Then I met Nicole Grabner. We looked for each other often to gather encouragement. I met several other writers who were new to DFWCon. We took a lot of comfort in our newbie-ness. Running into my grad-school friend, Liza Caruthers, was the best surprise ever. It was even better when Liza and Nicole became friends and the three of us decided to start an online critique group.
What did I do? I found a dark corner and thought about how I’d reached my limit of being around a crowd of strangers. I met Melinda VanLone in that corner. She was doing the same thing that I was. We propped each other up and sent ourselves back into the fray.
My second DFWCon was fun, because I got to meet so many of my online writing and blogging pals that I can’t list them all. But they gave me courage. Oh, yes. No hiding in the dark corner, not even with Melinda (who shared all these mutual friends with me). Yes, I’m quite aware that I was hiding among my friends. They helped me feel brave.
Nicole and I shared a hotel room so we could take Les Edgerton‘s pre-conference workshop Friday morning without the rush hour drive to get there. He’s presented at WANACon before, and I love his craft book, Hooked. I fangirled a little when he signed my copy. He’s a great guy and a fabulous teacher.
However, one thing that I’m overwhelmed by, no, grateful for is that I didn’t hide in the dark corners. I didn’t hide at all. This is huge for me. I met so many amazing people—writers, teachers, agents. I hate labeling myself as an introvert, because I have extrovert tendencies in the right circumstances.
The people. All the people!
I loved seeing familiar faces and catching up with friends from previous years. Spending extra time with WANA Mama Kristen Lamb is always fun and educational (if not a little irreverent sometimes). Listening to Les and Kristen tell stories… I have no words, just laughter. And, no, I can’t repeat most of those tales. (A chicken and kool-aid and snakes may or may not have to be involved first.)

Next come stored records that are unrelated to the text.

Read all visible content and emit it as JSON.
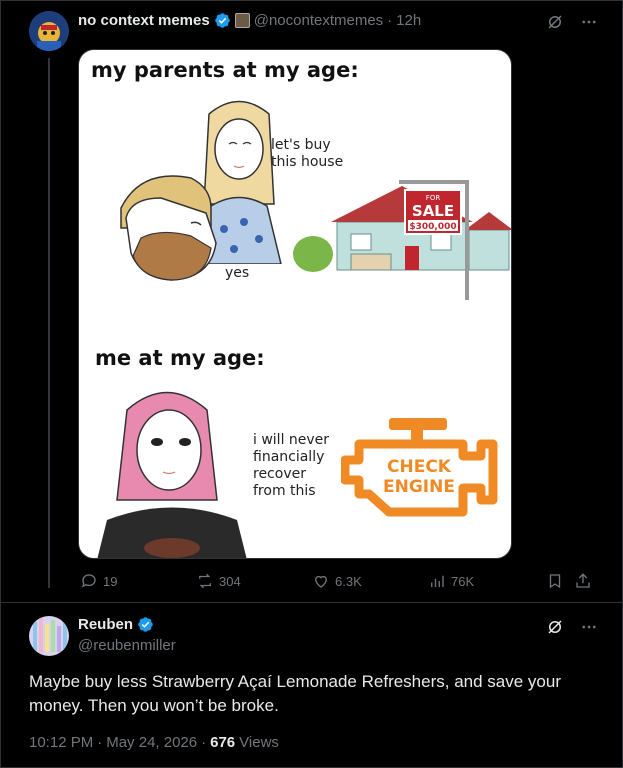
{
  "post": {
    "display_name": "no context memes",
    "handle": "@nocontextmemes",
    "separator": "·",
    "time": "12h",
    "meme": {
      "title_top": "my parents at my age:",
      "speech_woman": "let's buy\nthis house",
      "speech_man": "yes",
      "sign_small": "FOR",
      "sign_big": "SALE",
      "sign_price": "$300,000",
      "title_bottom": "me at my age:",
      "speech_girl": "i will never\nfinancially\nrecover\nfrom this",
      "engine_line1": "CHECK",
      "engine_line2": "ENGINE"
    },
    "actions": {
      "replies": "19",
      "reposts": "304",
      "likes": "6.3K",
      "views": "76K"
    }
  },
  "reply": {
    "display_name": "Reuben",
    "handle": "@reubenmiller",
    "text": "Maybe buy less Strawberry Açaí Lemonade Refreshers, and save your money. Then you won’t be broke.",
    "time": "10:12 PM",
    "date": "May 24, 2026",
    "views_count": "676",
    "views_label": "Views"
  },
  "colors": {
    "background": "#000000",
    "text": "#e7e9ea",
    "muted": "#71767b",
    "verified": "#1d9bf0",
    "border": "#2f3336",
    "engine_orange": "#f08a24",
    "sale_red": "#c0262d"
  },
  "icons": [
    "verified-badge-icon",
    "grok-icon",
    "more-icon",
    "reply-icon",
    "repost-icon",
    "like-icon",
    "views-icon",
    "bookmark-icon",
    "share-icon"
  ]
}
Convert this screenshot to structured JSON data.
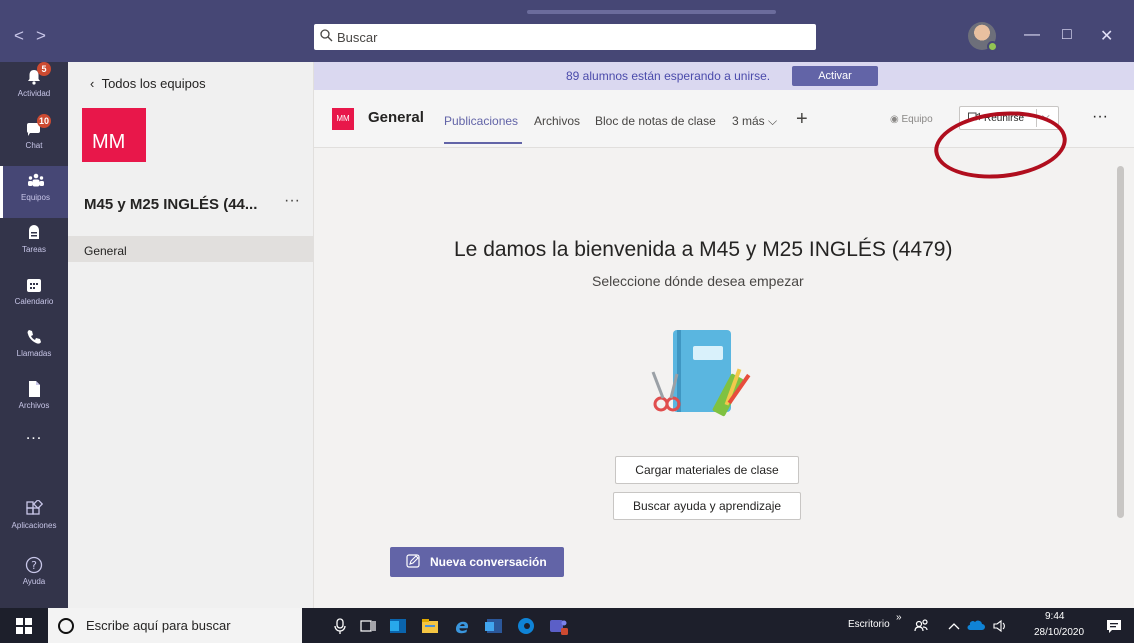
{
  "titlebar": {
    "nav_back": "<",
    "nav_forward": ">",
    "search_placeholder": "Buscar",
    "minimize": "—",
    "maximize": "□",
    "close": "✕"
  },
  "rail": {
    "items": [
      {
        "label": "Actividad",
        "badge": "5"
      },
      {
        "label": "Chat",
        "badge": "10"
      },
      {
        "label": "Equipos",
        "badge": ""
      },
      {
        "label": "Tareas",
        "badge": ""
      },
      {
        "label": "Calendario",
        "badge": ""
      },
      {
        "label": "Llamadas",
        "badge": ""
      },
      {
        "label": "Archivos",
        "badge": ""
      },
      {
        "label": "...",
        "badge": ""
      },
      {
        "label": "Aplicaciones",
        "badge": ""
      },
      {
        "label": "Ayuda",
        "badge": ""
      }
    ]
  },
  "teams_panel": {
    "back_label": "Todos los equipos",
    "team_initials": "MM",
    "team_name": "M45 y M25 INGLÉS (44...",
    "more": "···",
    "channel": "General"
  },
  "banner": {
    "text": "89 alumnos están esperando a unirse.",
    "button": "Activar"
  },
  "channel_header": {
    "initials": "MM",
    "name": "General",
    "tabs": [
      "Publicaciones",
      "Archivos",
      "Bloc de notas de clase",
      "3 más ⌵"
    ],
    "add": "+",
    "team_label": "Equipo",
    "meet_button": "Reunirse",
    "more": "···"
  },
  "welcome": {
    "title": "Le damos la bienvenida a M45 y M25 INGLÉS (4479)",
    "subtitle": "Seleccione dónde desea empezar",
    "buttons": [
      "Cargar materiales de clase",
      "Buscar ayuda y aprendizaje"
    ]
  },
  "composer": {
    "new_conversation": "Nueva conversación"
  },
  "taskbar": {
    "search_placeholder": "Escribe aquí para buscar",
    "desktop_label": "Escritorio",
    "chevron": "»",
    "time": "9:44",
    "date": "28/10/2020"
  },
  "colors": {
    "brand": "#464775",
    "accent": "#6264a7",
    "team_tile": "#e8174a",
    "annotation": "#b00e1e"
  }
}
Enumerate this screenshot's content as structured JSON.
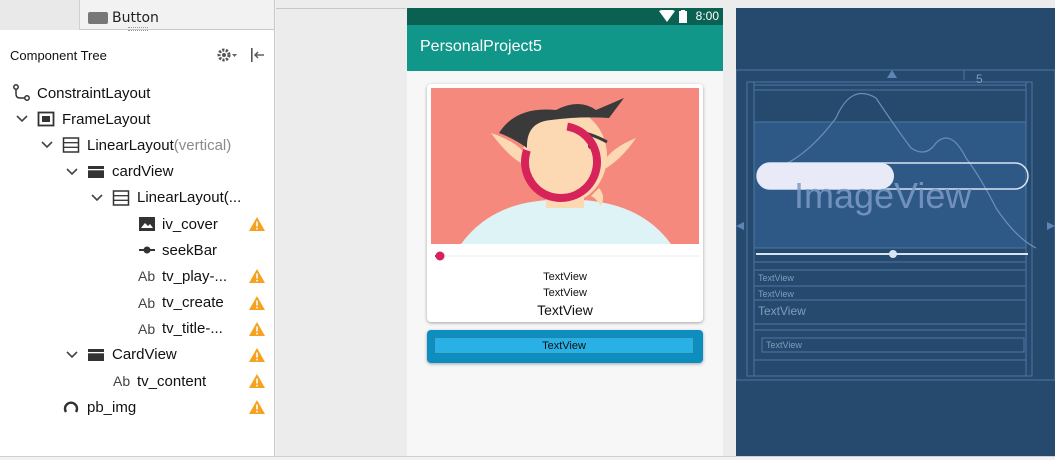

This time, I refused to hide. I introduced myself, traded business cards, and chatted with people—even the ones I’d never met before. A few of them even recognized Mermaids Don’t Do Windows. How cool is that?
In the query letter critique session I attended, I met middle grade writers who live within 25 minutes of me. They’ve been there this whole time and I didn’t know it. What?! A local critique group is in the works now. (I may have to herd cats to get us all together. Just so you know, I’m the cat that requires herding.)
Liza, Nicole, and I met Laura. We decided that she must have been separated from us at birth. Now our online writing group has a fourth.
How NOT to hide in a corner
- Have your business cards handy. Make sure you have more than you think you’ll need, so you don’t run out.
- Greet people with a smile and ask them about their work. Get them talking about themselves, and you won’t have to talk at all. 😉
- Allow yourself to recharge in bursts. If you happen to have friends with you, use their life sources. 🙂 (Totally kidding, Roomie! Maybe.)
- Go to the unofficial, pre-conference mixer, if there is one. That’s where we met Laura (and JD, Sean, Sarah, Michele, Don, Tanya, and many others). Familiar faces keep you out of dark corners.
- Stay under shiny, sparkly lights. Dark shadows do not look good on anyone.
- Have fun!
Would you rather hide in dark corners or sit under the sparkly lights? Do you like going to conferences (writing or otherwise)? Tell me stories!